Century Marks

Century Marks

Fool me twice

Paul Hoffman was editor of Discover in the 1990s when for five years the magazine published a hoax each April. Many people were taken in by the April fool articles. Hoffman, an avid amateur chess player, was himself taken in recently by the "discovery" that 19-year-old Magnus Carlsen, ranked the best chess player in the world, is a second cousin to actor Matt Damon. Smart people are some of the easiest ones to fool, says Hoffman. They think they're too smart to be fooled, they've learned to believe in things that are counterintuitive and they know scientific explanations often defy everyday experience (Discover, October).

Different business model

Sadie was a successful businesswoman. She started out with a dry goods store that expanded to include everything from bulk foods to hardware. Then she opened stores in other areas, eventually owning eight stores. But there was one problem: Sadie is Amish, and the Amish believe, as one put it, that "bigness ruins everything." So Sadie sold off some of her holdings to other Amish, including some of her employees, keeping her own enterprises small. Spreading the wealth came at a price to herself: she had gone into business to help cover the considerable medical expenses of her children (Donald Kraybill et. al, The Amish Way, Jossey-Bass).

Pancakes and prayer

For more than a decade in Kansas City, Missouri, the name IHOP has referred not only to a restaurant chain featuring pancakes but also to a church named the International House of Prayer. Open seven days a week, 24 hours a day—just like the restaurant—the congregation is known for nonstop praying and singing in anticipation of the Lord's return. Early last month the restaurant chain sued the church for trademark infringement. The two organizations both use IHOP as a web address, distinguishable only by the use of .com for the restaurant, .org for the church (RNS and American Scholar, Autumn).

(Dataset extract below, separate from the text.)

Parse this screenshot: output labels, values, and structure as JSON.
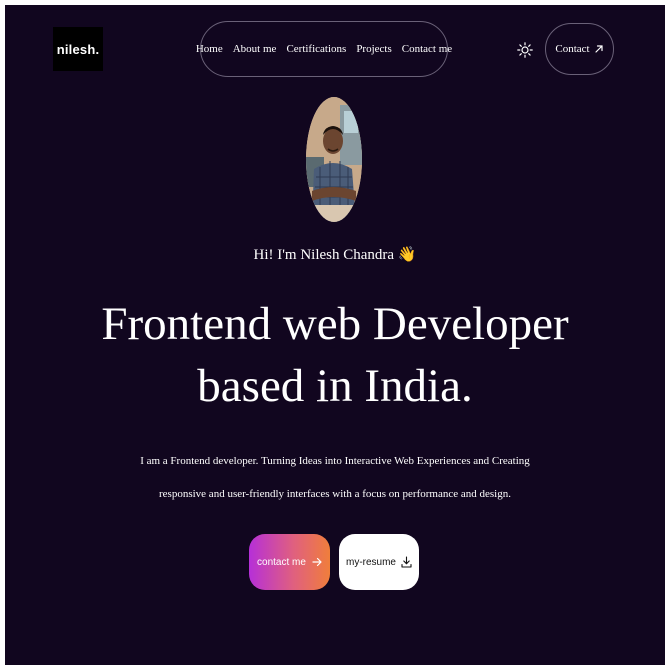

Mystery book

During the Vietnam War David Rensberger decided that God was calling him to resist the draft. That decision earned him a prison sentence. While incarcerated he worked in the prison library, where he discovered a scholarly edition of the Dead Sea Scrolls. "What was that book doing in that library?" he wondered. He concluded that it was put there for him to find. He began learning Hebrew using that book, which turned out to be the start of a 35-year career in biblical studies (Weavings, 25:4).

Maybe Moses had some help

A team at the National Center for Atmospheric Research in Boulder, Colorado, thinks it has an explanation for the parting of the Red Sea during the Exodus. Using a computer model of a section of the Nile Delta, the team determined that a wind of 63 miles per hour, lasting 12 hours, could have opened the waters for a passage some 2.5 miles long and 3 miles wide and providing a four-hour window for the crossing. This phenomenon is known as a wind setdown. Other researchers suspect that the NCAR team's findings are tainted by a desire to prove the biblical story (CSMonitor.com, September 21).